A gun control group on Friday asked two web hosting companies to shut down websites selling devices that are used to make untraceable homemade firearms -- also known as ghost guns.
The Giffords Law Center to Prevent Gun Violence asked that Shopify and DreamHost -- hosts of GhostGunner.net and GhostGuns.com -- disable the websites for violating the hosting companies’ terms of service.
The sites sell kits that help create homemade semi-automatic weapons and can be purchased legally for a few hundred dollars without the kind of background check required for traditional gun purchases.
But Cody Wilson, who runs GhostGunner.net, said the products he sells on his website are legal and in compliance with federal regulations. He said although there is no legal requirement that he conduct background checks, he tries to take precautions to make sure the weapons aren’t used nefariously.
“This is an attempt to apply pressure to deplatform a legal, American business selling legal products to law-abiding customers,” he said.
"This is an attempt to apply pressure to deplatform a legal, American business selling legal products to law-abiding customers."
The Giffords Law Center was founded by former U.S. Rep. Gabby Giffords, an Arizona Democrat who made headlines in January 2011 when she survived an assassination attempt in Tuscon, Ariz.
Attorneys for the gun control group said that homemade weapons are increasingly being used in crimes and asked each of the companies to “invoke its policies to help stem the tide of this illegal, deadly behavior.”
They argue that Shopify and DreamHost should use their ability to terminate the websites, arguing that the two sites sell “the sort of products that have already caused scores of senseless deaths — and are likely to cause many more, unless taken off the market.”
Authorities say that the gunman who killed his wife and four others earlier this month in Northern California built two semi-automatic rifles at his home despite having been barred from owning guns.

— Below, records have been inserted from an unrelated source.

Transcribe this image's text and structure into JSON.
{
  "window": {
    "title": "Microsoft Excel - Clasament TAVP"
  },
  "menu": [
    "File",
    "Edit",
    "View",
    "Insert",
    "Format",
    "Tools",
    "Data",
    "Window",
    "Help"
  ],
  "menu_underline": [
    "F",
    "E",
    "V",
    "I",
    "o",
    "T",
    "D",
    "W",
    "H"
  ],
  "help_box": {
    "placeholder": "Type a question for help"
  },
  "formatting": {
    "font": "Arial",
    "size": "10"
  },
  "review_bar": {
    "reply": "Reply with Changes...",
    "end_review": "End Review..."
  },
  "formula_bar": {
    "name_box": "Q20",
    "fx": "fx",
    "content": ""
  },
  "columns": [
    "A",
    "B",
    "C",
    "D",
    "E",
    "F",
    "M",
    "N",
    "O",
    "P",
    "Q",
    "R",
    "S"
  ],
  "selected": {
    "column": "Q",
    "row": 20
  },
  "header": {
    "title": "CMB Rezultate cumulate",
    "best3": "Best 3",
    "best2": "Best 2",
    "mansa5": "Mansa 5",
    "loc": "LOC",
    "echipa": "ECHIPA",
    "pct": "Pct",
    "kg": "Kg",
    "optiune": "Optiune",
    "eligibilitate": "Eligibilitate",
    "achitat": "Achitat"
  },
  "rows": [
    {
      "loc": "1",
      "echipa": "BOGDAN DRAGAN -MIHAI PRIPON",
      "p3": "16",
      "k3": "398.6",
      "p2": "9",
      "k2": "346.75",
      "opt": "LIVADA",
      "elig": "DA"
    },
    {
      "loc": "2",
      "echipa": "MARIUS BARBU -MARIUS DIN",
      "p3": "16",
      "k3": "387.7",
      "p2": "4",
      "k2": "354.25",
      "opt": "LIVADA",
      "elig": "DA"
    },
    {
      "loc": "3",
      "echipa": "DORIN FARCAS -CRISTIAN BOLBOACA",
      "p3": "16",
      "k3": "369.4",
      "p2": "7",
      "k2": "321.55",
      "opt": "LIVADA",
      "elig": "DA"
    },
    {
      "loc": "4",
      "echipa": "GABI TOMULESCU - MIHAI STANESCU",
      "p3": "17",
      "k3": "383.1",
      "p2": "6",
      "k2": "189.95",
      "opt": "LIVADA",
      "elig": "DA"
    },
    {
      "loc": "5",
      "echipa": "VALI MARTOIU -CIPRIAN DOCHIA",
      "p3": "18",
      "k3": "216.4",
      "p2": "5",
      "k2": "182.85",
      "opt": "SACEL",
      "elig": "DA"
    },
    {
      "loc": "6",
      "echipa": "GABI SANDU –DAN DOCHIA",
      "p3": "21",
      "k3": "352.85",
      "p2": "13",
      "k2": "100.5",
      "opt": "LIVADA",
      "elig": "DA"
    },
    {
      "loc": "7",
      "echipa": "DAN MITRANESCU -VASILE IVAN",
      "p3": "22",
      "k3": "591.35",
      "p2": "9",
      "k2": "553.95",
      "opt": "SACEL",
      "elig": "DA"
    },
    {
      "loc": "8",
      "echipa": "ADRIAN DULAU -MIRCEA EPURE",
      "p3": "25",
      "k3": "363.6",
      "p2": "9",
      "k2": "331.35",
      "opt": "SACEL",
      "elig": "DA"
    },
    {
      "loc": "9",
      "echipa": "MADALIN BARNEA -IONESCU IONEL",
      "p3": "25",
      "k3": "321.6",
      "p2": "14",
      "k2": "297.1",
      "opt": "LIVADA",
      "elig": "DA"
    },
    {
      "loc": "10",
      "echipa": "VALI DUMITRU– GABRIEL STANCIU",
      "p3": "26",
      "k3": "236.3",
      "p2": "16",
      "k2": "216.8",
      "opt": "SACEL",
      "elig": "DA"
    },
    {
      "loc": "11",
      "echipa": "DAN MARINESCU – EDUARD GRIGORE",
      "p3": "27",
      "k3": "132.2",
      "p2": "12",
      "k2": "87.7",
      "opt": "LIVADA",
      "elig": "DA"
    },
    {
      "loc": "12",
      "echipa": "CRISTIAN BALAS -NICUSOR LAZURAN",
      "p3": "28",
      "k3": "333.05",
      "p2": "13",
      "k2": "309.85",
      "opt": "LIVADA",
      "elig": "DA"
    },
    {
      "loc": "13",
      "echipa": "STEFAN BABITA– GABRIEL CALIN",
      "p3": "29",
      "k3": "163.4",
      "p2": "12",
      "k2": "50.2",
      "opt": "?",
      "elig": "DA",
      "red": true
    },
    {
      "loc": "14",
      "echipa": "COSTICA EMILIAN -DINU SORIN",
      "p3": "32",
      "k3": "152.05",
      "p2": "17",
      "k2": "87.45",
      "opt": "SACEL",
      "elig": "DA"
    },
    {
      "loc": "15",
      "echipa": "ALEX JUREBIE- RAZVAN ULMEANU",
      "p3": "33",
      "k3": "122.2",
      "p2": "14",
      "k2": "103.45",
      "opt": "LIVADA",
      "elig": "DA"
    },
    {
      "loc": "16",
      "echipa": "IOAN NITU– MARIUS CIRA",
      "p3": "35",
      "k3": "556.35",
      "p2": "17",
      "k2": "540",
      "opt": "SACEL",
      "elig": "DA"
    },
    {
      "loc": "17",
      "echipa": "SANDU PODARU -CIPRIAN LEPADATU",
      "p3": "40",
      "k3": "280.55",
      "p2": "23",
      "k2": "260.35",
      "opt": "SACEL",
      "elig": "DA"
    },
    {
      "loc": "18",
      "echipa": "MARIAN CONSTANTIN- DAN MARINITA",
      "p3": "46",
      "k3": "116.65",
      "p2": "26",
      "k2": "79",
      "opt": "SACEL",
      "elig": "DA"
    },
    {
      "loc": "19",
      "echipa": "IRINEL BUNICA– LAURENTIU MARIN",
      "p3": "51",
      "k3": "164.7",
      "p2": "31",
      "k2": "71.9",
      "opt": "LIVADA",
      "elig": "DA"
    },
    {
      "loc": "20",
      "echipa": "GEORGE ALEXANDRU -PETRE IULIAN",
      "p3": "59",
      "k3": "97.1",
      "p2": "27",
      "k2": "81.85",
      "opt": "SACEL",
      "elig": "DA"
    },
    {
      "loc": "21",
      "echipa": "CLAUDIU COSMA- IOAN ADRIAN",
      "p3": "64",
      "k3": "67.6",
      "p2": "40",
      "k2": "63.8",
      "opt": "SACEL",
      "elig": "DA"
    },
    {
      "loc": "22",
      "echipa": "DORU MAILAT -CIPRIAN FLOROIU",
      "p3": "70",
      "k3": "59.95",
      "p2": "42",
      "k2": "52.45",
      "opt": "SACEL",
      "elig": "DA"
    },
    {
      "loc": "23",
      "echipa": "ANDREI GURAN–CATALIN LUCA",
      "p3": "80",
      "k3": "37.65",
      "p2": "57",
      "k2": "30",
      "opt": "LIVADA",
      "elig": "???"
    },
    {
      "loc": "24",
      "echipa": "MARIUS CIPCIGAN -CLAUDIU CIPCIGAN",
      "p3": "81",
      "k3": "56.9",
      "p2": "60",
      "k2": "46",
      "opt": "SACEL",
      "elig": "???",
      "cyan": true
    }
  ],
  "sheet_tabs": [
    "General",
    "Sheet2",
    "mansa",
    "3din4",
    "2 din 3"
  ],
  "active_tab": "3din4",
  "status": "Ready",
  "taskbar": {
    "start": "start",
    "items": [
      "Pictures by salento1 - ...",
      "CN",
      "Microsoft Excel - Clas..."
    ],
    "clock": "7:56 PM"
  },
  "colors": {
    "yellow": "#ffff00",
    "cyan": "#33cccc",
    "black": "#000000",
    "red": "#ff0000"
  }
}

Representatives for GhostGuns.com, Shopify and DreamHost did not immediately respond to emails seeking comment.
The Associated Press contributed to this report.